What Is Factor V Leiden (FVL)?
Factor V Leiden is a gene mutation of one of the clotting factors in the blood, which leads to an increased risk of blood clotting and thrombotic events. According to NCBI, Factor V Leiden thrombophilia is characterized by ”a poor anticoagulant response to activated protein C (APC) and an increased risk for venous thromboembolism (VTE).” The Factor V Leiden mutation should not be confused with factor V deficiency.
As the most common VTE, deep vein thrombosis (DVT) often affects the leg veins. Individuals with Factor V Leiden have a low relative risk of experiencing thrombosis in unusual locations. After the treatment of the first VTE, the Leiden variant has a lower absolute risk of recurrent thrombosis.

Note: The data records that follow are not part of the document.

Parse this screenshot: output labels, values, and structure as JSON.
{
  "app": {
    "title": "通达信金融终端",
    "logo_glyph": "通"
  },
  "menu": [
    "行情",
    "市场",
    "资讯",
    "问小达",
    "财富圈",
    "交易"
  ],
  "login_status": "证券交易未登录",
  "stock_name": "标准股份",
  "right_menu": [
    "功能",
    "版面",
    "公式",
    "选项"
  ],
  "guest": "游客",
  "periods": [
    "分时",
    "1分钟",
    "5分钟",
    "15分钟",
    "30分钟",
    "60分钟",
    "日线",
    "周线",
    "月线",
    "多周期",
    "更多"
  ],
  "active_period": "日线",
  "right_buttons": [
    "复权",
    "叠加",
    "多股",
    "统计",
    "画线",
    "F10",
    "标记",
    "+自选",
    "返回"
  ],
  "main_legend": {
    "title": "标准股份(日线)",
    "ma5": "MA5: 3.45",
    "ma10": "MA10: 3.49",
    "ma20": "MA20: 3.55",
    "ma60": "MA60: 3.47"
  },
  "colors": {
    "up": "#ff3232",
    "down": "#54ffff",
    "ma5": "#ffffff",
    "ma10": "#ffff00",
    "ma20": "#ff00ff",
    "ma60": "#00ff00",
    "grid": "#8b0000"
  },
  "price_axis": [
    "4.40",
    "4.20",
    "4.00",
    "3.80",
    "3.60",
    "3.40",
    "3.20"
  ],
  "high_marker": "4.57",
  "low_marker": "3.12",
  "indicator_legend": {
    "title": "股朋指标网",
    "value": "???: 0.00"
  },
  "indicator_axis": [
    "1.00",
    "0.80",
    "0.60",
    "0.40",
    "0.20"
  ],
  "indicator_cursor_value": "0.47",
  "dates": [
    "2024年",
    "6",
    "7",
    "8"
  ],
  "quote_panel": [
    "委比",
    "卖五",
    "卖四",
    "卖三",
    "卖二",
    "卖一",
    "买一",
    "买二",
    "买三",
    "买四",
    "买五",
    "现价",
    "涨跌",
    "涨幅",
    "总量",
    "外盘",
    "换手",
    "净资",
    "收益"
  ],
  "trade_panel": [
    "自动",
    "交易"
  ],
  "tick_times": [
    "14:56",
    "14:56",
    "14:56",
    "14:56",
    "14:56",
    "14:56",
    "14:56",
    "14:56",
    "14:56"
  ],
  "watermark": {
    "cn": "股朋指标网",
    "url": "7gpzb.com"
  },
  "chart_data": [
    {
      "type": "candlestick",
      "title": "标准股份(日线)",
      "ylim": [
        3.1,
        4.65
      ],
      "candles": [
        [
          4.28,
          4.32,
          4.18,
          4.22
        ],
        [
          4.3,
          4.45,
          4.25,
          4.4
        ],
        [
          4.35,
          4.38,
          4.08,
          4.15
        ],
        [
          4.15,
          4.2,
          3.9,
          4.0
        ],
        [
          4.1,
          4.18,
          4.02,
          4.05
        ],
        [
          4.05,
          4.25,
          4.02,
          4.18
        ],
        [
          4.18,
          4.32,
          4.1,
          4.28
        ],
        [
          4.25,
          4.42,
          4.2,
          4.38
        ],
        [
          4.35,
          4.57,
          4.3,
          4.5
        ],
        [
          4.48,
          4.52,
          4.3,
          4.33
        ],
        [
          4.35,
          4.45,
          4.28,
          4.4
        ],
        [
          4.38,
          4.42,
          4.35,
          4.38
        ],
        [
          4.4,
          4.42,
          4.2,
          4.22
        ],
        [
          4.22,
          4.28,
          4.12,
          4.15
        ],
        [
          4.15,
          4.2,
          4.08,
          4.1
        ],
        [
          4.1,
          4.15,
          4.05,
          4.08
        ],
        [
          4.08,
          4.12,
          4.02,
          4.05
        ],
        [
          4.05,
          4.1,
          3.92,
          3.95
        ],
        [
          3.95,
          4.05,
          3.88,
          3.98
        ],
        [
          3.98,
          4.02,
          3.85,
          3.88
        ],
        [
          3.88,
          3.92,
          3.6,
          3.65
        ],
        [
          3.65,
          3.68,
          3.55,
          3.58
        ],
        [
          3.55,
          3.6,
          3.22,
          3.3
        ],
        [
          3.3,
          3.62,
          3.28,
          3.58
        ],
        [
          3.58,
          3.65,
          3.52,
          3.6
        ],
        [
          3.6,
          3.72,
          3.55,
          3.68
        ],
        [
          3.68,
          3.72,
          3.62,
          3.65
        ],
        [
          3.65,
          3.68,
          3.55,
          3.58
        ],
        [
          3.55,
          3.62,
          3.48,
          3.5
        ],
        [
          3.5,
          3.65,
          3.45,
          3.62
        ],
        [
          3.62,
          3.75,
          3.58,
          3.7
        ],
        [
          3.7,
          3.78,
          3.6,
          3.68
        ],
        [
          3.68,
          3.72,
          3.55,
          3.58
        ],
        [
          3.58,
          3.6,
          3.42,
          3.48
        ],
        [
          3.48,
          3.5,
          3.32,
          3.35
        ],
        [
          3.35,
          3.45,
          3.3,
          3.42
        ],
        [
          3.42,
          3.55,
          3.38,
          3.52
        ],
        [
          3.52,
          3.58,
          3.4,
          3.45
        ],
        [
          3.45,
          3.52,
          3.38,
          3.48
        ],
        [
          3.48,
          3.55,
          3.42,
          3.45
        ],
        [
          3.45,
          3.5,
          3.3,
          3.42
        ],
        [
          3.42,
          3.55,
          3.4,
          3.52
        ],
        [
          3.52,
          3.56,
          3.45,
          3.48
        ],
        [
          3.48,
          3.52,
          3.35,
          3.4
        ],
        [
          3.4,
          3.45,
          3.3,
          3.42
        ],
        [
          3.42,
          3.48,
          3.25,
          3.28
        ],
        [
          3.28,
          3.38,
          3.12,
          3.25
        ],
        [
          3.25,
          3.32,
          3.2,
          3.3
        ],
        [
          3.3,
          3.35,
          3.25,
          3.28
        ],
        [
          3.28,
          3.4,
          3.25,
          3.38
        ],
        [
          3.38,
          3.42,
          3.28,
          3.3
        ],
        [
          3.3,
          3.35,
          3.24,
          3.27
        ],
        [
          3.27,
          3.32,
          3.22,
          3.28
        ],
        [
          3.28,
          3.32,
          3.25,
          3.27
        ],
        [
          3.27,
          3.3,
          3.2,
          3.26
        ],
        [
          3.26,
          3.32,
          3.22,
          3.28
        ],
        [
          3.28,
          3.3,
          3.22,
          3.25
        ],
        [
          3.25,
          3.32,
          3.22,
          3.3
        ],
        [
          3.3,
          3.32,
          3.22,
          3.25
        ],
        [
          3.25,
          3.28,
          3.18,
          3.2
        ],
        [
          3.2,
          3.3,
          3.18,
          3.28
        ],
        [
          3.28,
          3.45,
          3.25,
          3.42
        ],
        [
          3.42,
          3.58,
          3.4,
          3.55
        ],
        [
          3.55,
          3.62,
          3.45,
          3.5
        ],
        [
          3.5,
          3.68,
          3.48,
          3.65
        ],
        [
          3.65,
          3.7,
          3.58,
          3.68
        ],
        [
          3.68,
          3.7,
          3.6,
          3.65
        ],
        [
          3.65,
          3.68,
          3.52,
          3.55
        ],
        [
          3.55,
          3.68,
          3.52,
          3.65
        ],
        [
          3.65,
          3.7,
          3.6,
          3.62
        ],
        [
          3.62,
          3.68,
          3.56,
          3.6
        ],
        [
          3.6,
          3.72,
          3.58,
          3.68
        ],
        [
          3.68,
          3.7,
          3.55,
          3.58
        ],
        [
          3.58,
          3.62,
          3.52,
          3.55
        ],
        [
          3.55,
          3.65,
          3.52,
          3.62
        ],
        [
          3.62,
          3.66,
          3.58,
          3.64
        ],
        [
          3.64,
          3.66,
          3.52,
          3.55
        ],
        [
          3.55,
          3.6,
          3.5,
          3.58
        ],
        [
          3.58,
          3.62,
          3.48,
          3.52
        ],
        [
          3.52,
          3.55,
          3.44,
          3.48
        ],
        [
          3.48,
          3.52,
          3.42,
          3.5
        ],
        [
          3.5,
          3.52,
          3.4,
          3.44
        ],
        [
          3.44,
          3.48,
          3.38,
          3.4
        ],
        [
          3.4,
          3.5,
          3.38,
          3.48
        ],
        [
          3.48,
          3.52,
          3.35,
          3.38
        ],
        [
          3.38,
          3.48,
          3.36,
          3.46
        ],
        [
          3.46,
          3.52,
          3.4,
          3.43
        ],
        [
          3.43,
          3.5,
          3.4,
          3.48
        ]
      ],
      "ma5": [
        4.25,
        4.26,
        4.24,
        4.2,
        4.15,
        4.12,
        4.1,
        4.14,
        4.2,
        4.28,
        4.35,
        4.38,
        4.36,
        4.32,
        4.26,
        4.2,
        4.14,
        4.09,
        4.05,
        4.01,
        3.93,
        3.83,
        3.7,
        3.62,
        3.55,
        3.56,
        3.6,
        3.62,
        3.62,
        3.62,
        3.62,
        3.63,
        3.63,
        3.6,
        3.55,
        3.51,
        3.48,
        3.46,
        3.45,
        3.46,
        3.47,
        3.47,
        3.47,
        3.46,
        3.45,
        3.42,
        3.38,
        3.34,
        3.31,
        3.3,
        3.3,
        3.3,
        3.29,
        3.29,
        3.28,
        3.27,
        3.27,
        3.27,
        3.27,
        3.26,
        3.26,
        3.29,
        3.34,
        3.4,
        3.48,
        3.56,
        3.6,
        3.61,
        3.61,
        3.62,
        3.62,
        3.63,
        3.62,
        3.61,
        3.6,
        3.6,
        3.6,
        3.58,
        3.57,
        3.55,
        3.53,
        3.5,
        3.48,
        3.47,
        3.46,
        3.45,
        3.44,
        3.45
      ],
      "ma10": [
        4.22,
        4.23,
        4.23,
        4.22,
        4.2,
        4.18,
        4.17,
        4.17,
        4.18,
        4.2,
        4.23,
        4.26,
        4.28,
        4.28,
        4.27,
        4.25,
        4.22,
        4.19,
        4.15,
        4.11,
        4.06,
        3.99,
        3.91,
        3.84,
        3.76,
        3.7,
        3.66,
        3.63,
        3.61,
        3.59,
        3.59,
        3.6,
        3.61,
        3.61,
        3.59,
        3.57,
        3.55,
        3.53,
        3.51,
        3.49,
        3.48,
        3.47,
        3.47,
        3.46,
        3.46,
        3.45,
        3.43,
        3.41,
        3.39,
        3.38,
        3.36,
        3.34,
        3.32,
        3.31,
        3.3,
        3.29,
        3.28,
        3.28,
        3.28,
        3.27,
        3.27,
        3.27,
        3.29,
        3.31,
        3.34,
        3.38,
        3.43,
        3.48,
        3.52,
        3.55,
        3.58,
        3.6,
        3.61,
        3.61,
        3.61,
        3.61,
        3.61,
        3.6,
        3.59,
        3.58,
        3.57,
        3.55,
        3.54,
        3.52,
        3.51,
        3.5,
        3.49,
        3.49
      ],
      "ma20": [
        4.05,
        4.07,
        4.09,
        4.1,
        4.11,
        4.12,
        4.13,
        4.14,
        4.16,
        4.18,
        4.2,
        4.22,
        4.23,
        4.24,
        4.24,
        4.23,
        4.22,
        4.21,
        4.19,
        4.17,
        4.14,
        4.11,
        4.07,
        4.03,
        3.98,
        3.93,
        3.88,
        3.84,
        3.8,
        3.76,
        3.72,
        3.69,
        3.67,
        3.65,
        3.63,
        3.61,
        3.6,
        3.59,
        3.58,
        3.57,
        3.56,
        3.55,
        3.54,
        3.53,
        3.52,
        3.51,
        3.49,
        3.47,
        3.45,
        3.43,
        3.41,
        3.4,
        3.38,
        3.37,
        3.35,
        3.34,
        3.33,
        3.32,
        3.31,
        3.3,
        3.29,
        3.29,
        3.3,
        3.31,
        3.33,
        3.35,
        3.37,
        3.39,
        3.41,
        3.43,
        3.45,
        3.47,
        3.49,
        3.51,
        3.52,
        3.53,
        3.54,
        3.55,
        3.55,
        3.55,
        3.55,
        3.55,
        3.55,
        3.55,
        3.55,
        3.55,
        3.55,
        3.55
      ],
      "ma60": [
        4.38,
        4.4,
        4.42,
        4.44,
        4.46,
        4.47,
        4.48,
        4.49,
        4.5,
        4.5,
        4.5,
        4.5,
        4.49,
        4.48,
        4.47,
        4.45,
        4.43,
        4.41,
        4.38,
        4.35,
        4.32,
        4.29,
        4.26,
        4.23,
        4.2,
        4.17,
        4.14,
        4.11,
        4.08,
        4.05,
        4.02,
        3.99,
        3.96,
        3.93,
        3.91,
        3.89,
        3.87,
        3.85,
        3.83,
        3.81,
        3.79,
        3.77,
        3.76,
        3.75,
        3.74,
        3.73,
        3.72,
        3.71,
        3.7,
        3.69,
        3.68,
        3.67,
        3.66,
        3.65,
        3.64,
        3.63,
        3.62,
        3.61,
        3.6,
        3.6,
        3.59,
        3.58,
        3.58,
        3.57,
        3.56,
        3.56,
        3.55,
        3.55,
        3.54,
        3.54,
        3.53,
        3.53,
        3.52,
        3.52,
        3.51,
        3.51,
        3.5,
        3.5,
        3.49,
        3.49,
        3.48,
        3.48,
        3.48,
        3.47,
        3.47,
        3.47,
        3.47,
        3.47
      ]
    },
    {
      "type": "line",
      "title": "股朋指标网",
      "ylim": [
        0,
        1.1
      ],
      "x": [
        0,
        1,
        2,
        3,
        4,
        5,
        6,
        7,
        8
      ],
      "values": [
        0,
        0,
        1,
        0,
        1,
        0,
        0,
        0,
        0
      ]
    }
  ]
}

According to a systematic review by NCBI, the Leiden variant is the most common cause of the activated protein C resistance (APC resistance) phenotype. Discrepancies in heterozygotes and homozygotes have been described in the context of protein C resistance. Activated protein C (APC) is a naturally occurring anticoagulant that plays a critical role in maintaining the balance of procoagulant and anticoagulant mechanisms in the human body.
Individuals born with a copy of the mutation are at a higher risk of developing vein clots (deep vein thrombosis, DVT) and pulmonary embolism (PE) due to protein C resistance (PCR), but are not more prone to heart attacks, strokes, or arterial blood clots than the general population. Combined with antiphospholipid antibodies, another thrombotic defect, factor V Leiden can significantly increase an individual's risk of thrombosis.
Inheriting a copy of the factor V Leiden mutation increases the risk of developing abnormal blood clots and experiencing symptoms of DVT and pulmonary embolism (PE). While most individuals born with the Leiden mutation never develop abnormal blood clots, some are at a high risk of long-term health problems, like venous thrombosis, adverse pregnancy outcomes, recurrent miscarriages, and life-threatening blood clots.
Who is at risk?
The Factor V Leiden mutation occurs when offspring inherit a copy of the factor V mutation from one or both parents. Factor V Leiden gene mutations have a higher prevalence among individuals with Northern European family members compared to the general population.
The genetic disorder involves a point mutation in the factor V (f5) gene, which makes up one of the proteins in the coagulation system. Because two different genes (one from each parent) make up each protein in the human body, two types of factor V Leiden exist: heterozygous factor V Leiden, in which only one copy of the factor V gene mutation was inherited through Mendelian inheritance, and homozygous factor V Leiden, in which two copies of the factor V Leiden mutation were inherited through Mendelian inheritance.
Normal pregnancies involve changes in the coagulation system, including an increase in clotting factors and the decreased activity of APC, an important anticoagulant. These factors can lead to a higher risk of thrombotic events during childbirth in pregnant women with the Leiden variant.
According to a case-control study by NCBI, the prevalence of factor V Leiden was 44 percent among pregnant women with venous thromboembolism. Venous thrombosis can lead to pregnancy loss in the first trimester, placental abruption, placental infarction, and recurrent miscarriage. A screening test for the Leiden variant is recommended for pregnant women with familial thrombophilia and women with a history of VTE.
How common is factor V Leiden (FVL)?
In the U.S., the f5 gene mutation is present among approximately five percent of the general population. The Leiden mutation has a lower prevalence among Native Americans and African Americans and is a more common mutation in Caucasian and European populations.
In some parts of Northern Europe, factor V Leiden gene mutations are present in approximately 10–15 percent of the general population. The prevalence of Factor V Leiden is lower in South America, Africa, and Asia, where the mutation is present in less than one to three percent of the general population.
What causes factor V Leiden (FVL)?
Factor V Leiden is caused by a point mutation in the factor V gene, which encodes a substitution of arginine and glutamine at position 506 of the factor V molecule where activated protein C cleaves factor VA. The f5 gene produces the coagulation factor V protein, one of the proteins in the coagulation system that helps blood to clot. The factor V Leiden mutation makes factor VA, a cofactor in thrombin activation, resistant to the anticoagulant effects of activated protein C, causing a genetic predisposition to thrombotic events.
In other words, the mutation causes an increased tendency of blood to clot, leaving individuals with a copy of the mutation at a higher risk of abnormal blood clots, recurrent miscarriages, stillbirths, and thrombophilic defects.